Asian millionaires are leaving behind wealth managers and others who seek to handle their funds for them as instead they take the reins themselves. They’ve lost confidence in not just private banks but also investment products amid low returns since the market woes of 2008, and instead would rather rely on their own acumen to keep and grow their money.
So said a Bloomberg report on Wednesday, which said that money managers at banks in Asia only had control over 4% of client funds. That, according to a Boston Consulting Group report in June, was down from 7% in 2006. Europe, on the other hand, relies on money managers to handle 23% of its wealth, up from 18% in 2006.
Report co-author Peter Damisch, a Zurich-based BCG partner and managing director, was quoted saying about the decline, “Asia’s wealthy lost a lot of trust in their private banks and private bankers during the 2008 financial crisis.”
That’s bad news for large wealth management firms that have expanded in Asia even as the wealthy are pulling away from them. Profits are down on a steadily falling pool of assets under management just as companies have spent considerable funds in an effort to attract larger clients and more AUM.
For HSBC Holdings, it has translated to lower earnings in 2011 than it had in 2007, despite the fact that its private bank managed 25% more assets in the Asia-Pacific region in 2011 than it did in 2007. Its annual reports have revealed that the private bank’s net operating income for local operations in 2007 was $748 million on $26.7 billion in assets. However, in 2011, its net operating income for local operations dropped despite a rise in AUM to $33.5 billion, coming in at only $712 million.
So HSBC’s private bank took in 25% less in 2011, excluding expenses, than it did in 2007, for earnings of $2.10 for every $100 in assets that it managed in the region.
Akbar Shah, head of Southeast Asia and Australia for Citigroup’s private-banking unit, said in the report that the Asia-Pacific region’s accumulation of wealth is one reason the high net worth want to control their own funds.
He was quoted saying, “The culture of Asia is such that clients are far more hands-on. Many of them have made a lot of money in the real estate markets in Asia, and these are hands-on markets,” he added. “Nobody can tell you—you need a feel for it.”
Another reason cited by Enrico Mattoli, who heads investment products and services for the richest clients of UBS AG’s Asia-Pacific wealth management unit, is the desire for high returns.

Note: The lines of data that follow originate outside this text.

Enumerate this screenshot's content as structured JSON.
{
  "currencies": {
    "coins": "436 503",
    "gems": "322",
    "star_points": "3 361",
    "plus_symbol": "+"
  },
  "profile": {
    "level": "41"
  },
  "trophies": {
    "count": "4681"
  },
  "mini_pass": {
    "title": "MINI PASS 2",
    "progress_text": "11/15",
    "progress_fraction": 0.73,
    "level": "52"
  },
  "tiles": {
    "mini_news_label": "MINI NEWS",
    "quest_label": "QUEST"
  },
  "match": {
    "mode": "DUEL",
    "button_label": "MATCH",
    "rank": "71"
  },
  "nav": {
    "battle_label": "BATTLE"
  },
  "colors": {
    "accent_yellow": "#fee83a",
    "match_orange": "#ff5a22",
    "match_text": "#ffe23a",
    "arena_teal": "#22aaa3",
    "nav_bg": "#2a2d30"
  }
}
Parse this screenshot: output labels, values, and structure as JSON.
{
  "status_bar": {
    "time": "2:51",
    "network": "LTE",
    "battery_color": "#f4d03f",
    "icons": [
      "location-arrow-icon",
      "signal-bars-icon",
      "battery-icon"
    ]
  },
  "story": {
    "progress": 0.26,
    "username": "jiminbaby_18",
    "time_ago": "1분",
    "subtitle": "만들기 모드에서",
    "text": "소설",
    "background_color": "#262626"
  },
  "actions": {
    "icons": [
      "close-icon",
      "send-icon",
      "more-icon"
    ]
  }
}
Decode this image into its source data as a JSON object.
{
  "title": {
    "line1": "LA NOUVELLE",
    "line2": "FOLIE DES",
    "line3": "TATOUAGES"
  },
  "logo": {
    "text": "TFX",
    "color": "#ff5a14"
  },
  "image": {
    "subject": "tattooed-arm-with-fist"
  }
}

Many Asian millionaires are self-made; they are not the beneficiaries of a wealthy lineage. And after having grown their own fortunes, they have an appetite for aggressive growth, according to a March report by Standard Chartered and Scorpio Partnership—looking for annual returns of at least 12% over the next 10 years, according to the report’s survey results that spanned nine different Asian markets that included including China, India, Singapore and Hong Kong. Before the financial meltdown in 2008, private bankers’ Asian clients, according to Liew Nam Soon, a Singapore-based partner at Ernst & Young, were sold products with high fees and commissions attached. Among those products were derivatives with high returns as long as stock prices rose; once stocks fell, the derivatives sank.
Shah said that historically, Citigroup’s private bank’s annual returns have averaged between 8% and 12% since the mid-1980s, when adjusted for inflation. Neither Citigroup nor its competitors UBS and Credit Suisse provide private bank revenue according to geography.
Charles Bok, CEO of the Singapore unit of Reyl & Cie, a Swiss wealth manager, said in the report that banks are less profitable because HNW Asian clients negotiate with money managers to lower their fees. Since the private bankers advise multiple customers and are not solely responsible for client portfolios, the HNW have the upper hand in the negotiations. BCG estimates that ROA for private banks in Asia in 2011 was 65 basis points; in Europe private banks took in 73 basis points.
Millionaires look on wealth managers with reserve. Asian millionaire Easaw Thomas, who lives in Singapore and handles most of his own money, was quoted saying, “There is a disparity between banks’ income requirements and clients’ interest. My general impression, after many rounds of disappointing performance, is that private bankers cannot be your lifeline.”
Thomas, who has used private banks since the 1980s, “grew up with little money in the house but after making money in real estate, allows wealth managers to handle less than 10% of his fortune and does not give his bankers full discretion over what they do manage. “They are essentially like secretaries who help facilitate a trade that you may want to make,” he said in the report. “I want complete control.”
Another HNW Singaporean, Clinton Ang, manages nearly $80 million for himself and three siblings, and said after firing two bankers and cutting the amount of family money handled by professionals to under 5%. Three years ago he used money managers for 25%. He was quoted saying, “I am very open to private banks for their propositions, but I want them to be relevant. We felt we could do better ourselves.”
Ang also said that he asks bankers whether they themselves have invested in the products they recommend, adding, “They need to be joint stakeholders. Otherwise it’ll be like selling me a vitamin that you don’t take yourself.”